### WORK TASK
Everything in the records must be reproduced exactly, except for the pictures.

_ _ _ _ _ _ _

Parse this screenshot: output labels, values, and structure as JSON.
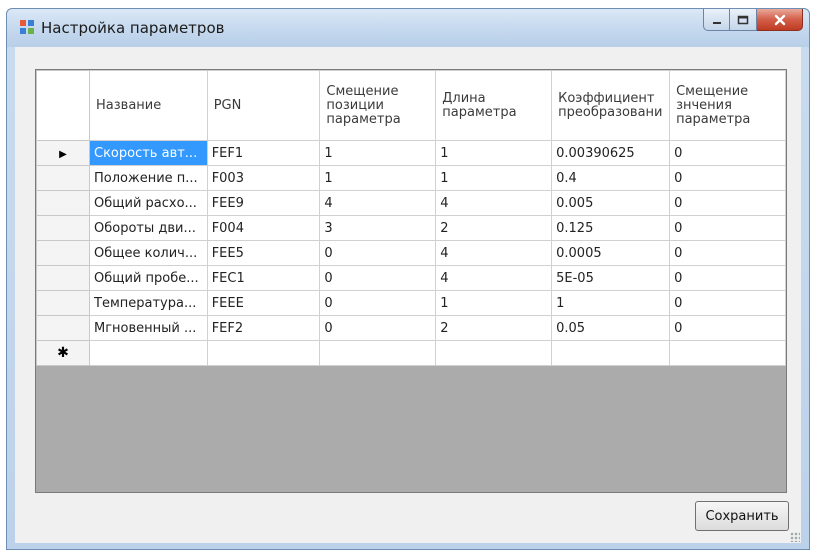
{
  "window": {
    "title": "Настройка параметров"
  },
  "grid": {
    "columns": [
      "Название",
      "PGN",
      "Смещение позиции параметра",
      "Длина параметра",
      "Коэффициент преобразовани",
      "Смещение знчения параметра"
    ],
    "rows": [
      [
        "Скорость авт...",
        "FEF1",
        "1",
        "1",
        "0.00390625",
        "0"
      ],
      [
        "Положение п...",
        "F003",
        "1",
        "1",
        "0.4",
        "0"
      ],
      [
        "Общий расхо...",
        "FEE9",
        "4",
        "4",
        "0.005",
        "0"
      ],
      [
        "Обороты дви...",
        "F004",
        "3",
        "2",
        "0.125",
        "0"
      ],
      [
        "Общее колич...",
        "FEE5",
        "0",
        "4",
        "0.0005",
        "0"
      ],
      [
        "Общий пробе...",
        "FEC1",
        "0",
        "4",
        "5E-05",
        "0"
      ],
      [
        "Температура...",
        "FEEE",
        "0",
        "1",
        "1",
        "0"
      ],
      [
        "Мгновенный ...",
        "FEF2",
        "0",
        "2",
        "0.05",
        "0"
      ]
    ],
    "current_row_marker": "▶",
    "new_row_marker": "✱"
  },
  "buttons": {
    "save_label": "Сохранить"
  },
  "colors": {
    "selection": "#3399ff",
    "grid_background": "#ababab",
    "close_button": "#c8432b"
  },
  "icons": {
    "app": "form-icon",
    "minimize": "minimize-icon",
    "maximize": "maximize-icon",
    "close": "close-icon"
  }
}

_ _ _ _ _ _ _

### REPLY TO THE EXERCISE
Parse this screenshot: output labels, values, and structure as JSON.
{
  "window": {
    "title": "Настройка параметров"
  },
  "grid": {
    "columns": [
      "Название",
      "PGN",
      "Смещение позиции параметра",
      "Длина параметра",
      "Коэффициент преобразовани",
      "Смещение знчения параметра"
    ],
    "rows": [
      [
        "Скорость авт...",
        "FEF1",
        "1",
        "1",
        "0.00390625",
        "0"
      ],
      [
        "Положение п...",
        "F003",
        "1",
        "1",
        "0.4",
        "0"
      ],
      [
        "Общий расхо...",
        "FEE9",
        "4",
        "4",
        "0.005",
        "0"
      ],
      [
        "Обороты дви...",
        "F004",
        "3",
        "2",
        "0.125",
        "0"
      ],
      [
        "Общее колич...",
        "FEE5",
        "0",
        "4",
        "0.0005",
        "0"
      ],
      [
        "Общий пробе...",
        "FEC1",
        "0",
        "4",
        "5E-05",
        "0"
      ],
      [
        "Температура...",
        "FEEE",
        "0",
        "1",
        "1",
        "0"
      ],
      [
        "Мгновенный ...",
        "FEF2",
        "0",
        "2",
        "0.05",
        "0"
      ]
    ],
    "current_row_marker": "▶",
    "new_row_marker": "✱"
  },
  "buttons": {
    "save_label": "Сохранить"
  },
  "colors": {
    "selection": "#3399ff",
    "grid_background": "#ababab",
    "close_button": "#c8432b"
  },
  "icons": {
    "app": "form-icon",
    "minimize": "minimize-icon",
    "maximize": "maximize-icon",
    "close": "close-icon"
  }
}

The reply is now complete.